now we’re talking!
I do leave you with this almost great shot of a bottle-nosed dolphin, jumping right away from us!
Now I recently went to Madeira, being tipped off that it is a rather splendid whale-watching spot. So I went and it is!
But this post is not about aquatic placental marine mammals or cetaceans for short. It is about trying a different ‚vibe‘ for my images. Whereas I usually try to edit my images for colour-accuracy and technical perfection, I went for a strong look and chose images I wouldn’t have normally picked, images that lend themselves more to this kind of colour-grading.
While in Madeira, I visited the hilly and rocky countryside, which still is exploding with flora.

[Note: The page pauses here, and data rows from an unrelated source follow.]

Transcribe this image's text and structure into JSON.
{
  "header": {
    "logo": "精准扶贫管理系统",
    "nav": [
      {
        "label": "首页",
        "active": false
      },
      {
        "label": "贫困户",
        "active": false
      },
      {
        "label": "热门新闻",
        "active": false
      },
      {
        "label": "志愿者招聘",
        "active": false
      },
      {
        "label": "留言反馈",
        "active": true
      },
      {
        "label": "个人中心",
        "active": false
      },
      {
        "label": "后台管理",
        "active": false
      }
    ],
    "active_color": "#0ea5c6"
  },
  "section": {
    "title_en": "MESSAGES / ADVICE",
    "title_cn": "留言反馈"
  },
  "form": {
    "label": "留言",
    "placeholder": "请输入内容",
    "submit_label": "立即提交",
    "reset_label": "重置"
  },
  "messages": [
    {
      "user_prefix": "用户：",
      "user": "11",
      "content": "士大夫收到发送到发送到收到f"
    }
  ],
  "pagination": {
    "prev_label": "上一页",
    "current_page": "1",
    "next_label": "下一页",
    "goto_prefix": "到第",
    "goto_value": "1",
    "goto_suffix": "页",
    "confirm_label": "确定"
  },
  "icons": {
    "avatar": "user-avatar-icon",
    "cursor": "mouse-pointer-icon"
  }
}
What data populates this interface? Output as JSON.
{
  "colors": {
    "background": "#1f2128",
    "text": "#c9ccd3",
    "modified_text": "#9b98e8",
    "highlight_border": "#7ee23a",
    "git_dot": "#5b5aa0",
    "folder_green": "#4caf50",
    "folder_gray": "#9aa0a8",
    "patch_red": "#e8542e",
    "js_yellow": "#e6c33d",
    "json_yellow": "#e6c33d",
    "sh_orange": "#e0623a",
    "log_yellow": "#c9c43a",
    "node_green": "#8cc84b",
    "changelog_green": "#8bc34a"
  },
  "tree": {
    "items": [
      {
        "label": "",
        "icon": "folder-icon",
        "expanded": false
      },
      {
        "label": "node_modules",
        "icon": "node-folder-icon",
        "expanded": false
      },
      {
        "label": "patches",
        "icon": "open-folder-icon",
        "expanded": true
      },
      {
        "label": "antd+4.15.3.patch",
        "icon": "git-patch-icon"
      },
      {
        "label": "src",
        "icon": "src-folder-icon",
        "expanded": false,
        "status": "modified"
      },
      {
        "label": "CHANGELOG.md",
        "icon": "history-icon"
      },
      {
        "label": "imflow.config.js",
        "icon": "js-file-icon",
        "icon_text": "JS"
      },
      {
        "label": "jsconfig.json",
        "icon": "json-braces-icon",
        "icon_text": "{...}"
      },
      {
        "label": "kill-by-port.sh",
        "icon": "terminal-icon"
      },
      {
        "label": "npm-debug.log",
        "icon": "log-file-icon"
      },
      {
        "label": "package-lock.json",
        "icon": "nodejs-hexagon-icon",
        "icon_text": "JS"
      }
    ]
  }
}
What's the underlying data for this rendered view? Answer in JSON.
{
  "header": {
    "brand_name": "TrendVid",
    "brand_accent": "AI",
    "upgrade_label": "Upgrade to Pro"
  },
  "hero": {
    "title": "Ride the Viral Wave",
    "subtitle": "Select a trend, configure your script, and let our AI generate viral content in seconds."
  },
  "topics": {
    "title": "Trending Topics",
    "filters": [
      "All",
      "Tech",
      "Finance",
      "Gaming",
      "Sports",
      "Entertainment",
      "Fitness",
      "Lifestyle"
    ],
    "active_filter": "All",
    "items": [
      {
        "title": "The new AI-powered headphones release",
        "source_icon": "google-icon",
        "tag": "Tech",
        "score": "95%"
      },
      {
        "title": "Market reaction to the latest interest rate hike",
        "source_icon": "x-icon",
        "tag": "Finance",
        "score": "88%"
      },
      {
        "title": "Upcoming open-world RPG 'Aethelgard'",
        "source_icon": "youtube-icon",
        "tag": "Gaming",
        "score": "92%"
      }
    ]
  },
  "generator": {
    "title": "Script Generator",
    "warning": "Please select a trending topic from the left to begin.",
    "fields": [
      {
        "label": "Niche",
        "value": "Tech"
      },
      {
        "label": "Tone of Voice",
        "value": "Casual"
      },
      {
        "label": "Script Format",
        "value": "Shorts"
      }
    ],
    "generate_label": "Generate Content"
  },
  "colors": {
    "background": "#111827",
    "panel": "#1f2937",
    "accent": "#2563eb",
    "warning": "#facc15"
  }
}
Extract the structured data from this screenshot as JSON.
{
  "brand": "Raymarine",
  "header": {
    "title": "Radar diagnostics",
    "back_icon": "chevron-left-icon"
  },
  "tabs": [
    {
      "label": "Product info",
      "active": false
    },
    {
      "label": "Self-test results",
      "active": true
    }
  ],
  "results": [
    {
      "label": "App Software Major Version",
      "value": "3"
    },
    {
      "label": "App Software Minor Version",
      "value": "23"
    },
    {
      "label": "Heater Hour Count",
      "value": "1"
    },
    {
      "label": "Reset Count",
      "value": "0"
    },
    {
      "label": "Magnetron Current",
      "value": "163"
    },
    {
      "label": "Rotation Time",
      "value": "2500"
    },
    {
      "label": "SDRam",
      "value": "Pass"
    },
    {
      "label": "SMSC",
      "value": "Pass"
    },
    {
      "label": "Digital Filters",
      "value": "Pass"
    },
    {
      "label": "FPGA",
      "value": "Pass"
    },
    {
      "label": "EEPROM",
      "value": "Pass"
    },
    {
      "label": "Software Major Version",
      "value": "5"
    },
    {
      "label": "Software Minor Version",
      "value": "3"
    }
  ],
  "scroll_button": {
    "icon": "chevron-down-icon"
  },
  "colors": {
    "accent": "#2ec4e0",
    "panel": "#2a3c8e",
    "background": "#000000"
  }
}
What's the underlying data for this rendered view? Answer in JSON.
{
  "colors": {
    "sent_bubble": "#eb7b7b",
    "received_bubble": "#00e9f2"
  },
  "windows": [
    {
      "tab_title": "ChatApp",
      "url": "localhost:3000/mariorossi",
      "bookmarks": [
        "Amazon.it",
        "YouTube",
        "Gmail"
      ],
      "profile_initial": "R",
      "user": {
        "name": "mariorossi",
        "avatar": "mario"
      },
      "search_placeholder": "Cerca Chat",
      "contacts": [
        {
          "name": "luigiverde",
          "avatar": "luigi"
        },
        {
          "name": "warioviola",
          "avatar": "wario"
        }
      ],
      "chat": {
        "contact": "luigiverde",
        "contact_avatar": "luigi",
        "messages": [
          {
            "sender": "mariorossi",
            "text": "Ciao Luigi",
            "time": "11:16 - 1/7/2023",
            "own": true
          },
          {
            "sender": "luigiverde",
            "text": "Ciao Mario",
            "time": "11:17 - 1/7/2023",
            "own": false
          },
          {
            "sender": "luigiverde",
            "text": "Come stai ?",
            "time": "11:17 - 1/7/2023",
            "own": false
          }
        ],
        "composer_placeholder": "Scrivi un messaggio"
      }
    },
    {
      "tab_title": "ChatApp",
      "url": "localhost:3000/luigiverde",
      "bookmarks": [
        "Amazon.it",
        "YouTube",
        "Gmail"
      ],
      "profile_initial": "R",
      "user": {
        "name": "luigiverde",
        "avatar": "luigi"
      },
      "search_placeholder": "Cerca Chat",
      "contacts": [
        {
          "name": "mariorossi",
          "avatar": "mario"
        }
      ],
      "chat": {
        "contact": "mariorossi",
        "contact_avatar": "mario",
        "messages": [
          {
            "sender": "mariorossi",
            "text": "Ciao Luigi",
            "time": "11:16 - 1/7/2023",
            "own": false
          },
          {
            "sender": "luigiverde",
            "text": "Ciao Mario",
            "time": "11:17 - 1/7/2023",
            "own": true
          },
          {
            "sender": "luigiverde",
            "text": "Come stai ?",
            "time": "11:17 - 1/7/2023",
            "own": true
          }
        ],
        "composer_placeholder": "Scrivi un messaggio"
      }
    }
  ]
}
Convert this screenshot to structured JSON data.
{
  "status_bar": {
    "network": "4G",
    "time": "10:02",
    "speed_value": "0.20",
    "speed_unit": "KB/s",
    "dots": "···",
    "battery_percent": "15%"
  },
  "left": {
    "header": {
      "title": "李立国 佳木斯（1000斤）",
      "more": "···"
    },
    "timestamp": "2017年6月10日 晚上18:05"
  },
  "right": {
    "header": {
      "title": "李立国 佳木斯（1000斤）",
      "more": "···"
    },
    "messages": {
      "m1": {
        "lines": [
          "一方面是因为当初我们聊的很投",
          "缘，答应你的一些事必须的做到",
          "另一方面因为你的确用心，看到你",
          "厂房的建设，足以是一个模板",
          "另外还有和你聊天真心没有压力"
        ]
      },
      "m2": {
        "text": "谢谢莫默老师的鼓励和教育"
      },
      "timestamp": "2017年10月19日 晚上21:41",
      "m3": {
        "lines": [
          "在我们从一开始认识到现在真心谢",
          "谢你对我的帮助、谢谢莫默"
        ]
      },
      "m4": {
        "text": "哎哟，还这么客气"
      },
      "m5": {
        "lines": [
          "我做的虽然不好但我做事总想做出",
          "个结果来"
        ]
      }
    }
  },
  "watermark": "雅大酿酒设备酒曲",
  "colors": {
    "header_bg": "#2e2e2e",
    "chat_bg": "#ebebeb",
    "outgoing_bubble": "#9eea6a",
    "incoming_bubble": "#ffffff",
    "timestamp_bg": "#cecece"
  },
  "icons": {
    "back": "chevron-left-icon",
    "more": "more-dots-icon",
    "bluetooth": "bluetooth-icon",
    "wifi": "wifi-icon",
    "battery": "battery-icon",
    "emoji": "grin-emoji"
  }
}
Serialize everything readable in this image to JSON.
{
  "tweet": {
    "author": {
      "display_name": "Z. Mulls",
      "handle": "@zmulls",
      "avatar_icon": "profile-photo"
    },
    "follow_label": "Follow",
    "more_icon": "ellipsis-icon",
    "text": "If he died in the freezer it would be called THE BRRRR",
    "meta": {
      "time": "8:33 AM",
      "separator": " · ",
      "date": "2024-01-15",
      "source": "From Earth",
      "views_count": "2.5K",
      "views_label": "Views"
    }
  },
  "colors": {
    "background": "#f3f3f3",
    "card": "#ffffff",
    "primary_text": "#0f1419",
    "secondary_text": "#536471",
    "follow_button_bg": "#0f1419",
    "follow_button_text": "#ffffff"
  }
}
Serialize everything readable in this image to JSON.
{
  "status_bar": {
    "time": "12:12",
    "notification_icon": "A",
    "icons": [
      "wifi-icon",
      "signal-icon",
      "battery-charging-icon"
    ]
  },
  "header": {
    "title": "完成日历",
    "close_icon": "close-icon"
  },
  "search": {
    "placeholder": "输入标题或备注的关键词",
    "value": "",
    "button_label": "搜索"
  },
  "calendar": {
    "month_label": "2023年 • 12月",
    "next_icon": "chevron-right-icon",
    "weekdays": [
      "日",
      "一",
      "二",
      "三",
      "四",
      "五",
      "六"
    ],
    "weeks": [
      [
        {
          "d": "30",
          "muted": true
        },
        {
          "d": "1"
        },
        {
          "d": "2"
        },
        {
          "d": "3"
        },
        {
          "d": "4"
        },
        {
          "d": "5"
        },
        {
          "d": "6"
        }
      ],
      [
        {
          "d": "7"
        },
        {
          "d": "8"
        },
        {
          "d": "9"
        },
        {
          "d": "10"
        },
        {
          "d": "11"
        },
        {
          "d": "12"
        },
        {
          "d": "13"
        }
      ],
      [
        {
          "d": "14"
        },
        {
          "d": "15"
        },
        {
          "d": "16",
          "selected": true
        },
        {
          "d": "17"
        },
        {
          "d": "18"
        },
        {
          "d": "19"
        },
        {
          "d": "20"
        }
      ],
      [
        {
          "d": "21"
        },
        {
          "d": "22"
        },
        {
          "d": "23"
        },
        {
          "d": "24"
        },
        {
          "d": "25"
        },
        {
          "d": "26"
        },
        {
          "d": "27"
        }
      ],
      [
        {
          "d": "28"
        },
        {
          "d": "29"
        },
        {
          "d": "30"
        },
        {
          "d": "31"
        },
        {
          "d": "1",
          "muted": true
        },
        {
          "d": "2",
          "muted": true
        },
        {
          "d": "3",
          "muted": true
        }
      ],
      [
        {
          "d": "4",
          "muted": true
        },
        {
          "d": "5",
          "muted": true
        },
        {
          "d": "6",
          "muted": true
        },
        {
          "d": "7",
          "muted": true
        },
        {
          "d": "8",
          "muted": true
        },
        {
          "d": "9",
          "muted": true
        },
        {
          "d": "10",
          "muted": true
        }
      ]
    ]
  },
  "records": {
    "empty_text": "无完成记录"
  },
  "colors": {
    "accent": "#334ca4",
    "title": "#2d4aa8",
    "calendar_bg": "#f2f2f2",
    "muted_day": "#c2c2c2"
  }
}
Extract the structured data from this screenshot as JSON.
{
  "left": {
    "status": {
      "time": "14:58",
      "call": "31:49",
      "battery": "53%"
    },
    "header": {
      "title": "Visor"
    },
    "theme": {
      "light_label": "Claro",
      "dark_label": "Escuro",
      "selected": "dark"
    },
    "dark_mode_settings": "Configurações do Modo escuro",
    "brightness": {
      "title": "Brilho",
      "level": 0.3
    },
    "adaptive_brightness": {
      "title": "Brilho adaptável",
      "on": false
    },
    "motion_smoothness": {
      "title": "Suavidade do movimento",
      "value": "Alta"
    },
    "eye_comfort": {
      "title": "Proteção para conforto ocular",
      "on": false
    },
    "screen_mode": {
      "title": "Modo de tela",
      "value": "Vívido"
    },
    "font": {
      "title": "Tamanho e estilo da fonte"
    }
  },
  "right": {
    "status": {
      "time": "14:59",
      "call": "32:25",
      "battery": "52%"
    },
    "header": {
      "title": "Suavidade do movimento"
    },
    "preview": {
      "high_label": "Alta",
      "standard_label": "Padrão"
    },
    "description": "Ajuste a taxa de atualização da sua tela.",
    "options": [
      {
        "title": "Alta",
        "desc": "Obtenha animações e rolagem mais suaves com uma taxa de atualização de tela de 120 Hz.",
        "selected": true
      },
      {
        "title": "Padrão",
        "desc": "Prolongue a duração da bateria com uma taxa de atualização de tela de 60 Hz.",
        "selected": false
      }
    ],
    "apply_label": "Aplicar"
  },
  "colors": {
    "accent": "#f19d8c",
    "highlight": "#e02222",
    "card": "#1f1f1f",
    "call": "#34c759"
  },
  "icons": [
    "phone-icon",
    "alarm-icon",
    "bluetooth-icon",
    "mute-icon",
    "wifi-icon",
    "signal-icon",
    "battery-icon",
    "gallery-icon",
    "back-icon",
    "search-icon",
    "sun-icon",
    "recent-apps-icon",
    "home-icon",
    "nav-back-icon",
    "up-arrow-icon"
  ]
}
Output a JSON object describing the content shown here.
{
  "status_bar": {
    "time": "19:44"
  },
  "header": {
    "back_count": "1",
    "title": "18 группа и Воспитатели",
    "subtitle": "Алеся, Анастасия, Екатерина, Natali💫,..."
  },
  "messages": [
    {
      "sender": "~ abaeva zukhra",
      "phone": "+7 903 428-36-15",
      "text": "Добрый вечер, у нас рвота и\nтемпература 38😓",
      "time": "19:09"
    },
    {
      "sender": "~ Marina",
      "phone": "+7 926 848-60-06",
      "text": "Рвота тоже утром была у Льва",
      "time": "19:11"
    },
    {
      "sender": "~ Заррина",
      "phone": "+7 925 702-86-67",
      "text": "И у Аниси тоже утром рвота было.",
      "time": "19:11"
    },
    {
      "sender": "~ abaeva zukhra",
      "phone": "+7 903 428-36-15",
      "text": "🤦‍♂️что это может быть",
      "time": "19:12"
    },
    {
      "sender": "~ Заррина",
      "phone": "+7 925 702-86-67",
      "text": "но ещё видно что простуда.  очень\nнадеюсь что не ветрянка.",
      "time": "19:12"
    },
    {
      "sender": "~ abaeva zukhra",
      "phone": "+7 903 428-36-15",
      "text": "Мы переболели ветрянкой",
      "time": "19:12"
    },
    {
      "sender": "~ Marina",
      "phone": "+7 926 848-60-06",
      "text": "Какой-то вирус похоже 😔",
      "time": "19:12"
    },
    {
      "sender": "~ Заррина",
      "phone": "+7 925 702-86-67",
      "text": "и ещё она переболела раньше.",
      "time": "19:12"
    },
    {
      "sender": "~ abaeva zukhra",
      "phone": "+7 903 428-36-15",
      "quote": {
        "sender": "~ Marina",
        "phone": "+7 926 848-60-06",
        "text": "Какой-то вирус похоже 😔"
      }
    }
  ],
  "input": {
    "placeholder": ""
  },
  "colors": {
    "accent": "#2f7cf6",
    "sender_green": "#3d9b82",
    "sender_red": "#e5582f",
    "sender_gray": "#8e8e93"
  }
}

The small towns are just amazingly cozy with good down-to-earth food and great coffee (which is a huge plus for me). Coming back after an amazing week, I gave some images a more vacationy, happy feel, so here they are, showing Madeira in sunny orange’n’teal.
Recently I was chosen together with a couple of other photographers to be part of Hamburg’s container port anniversary. It’s been fifty years of highly technologized globalization! Yay for Hamburg!
The marketing department contacted @igershamburg to select photogs and we met at the Terminal Burchardkai for an extended behind the scenes tour of the port. And boy, what a tour it was! We went up to a container gantry crane, where the star warsian driver’s cab is located a lofty 50m above ground. Initially I thought that the technology is simply kind of brutish, a lot of steel and heavy engines with little sophistication. Wrong I was!
Each crane is stuffed with a datacenter of its own, so that the whole process of unloading the containerships is gaplessly connected to the ordering party and obviously the logistics centre that is in situ at the terminal.
For me personally, I was quite overwhelmed by the shapes, sizes and primariness (if that’s a thing) of the colors and honestly struggled to get interesting shots, even though it was enormously interesting to me personally. I do hope that you like the images, though.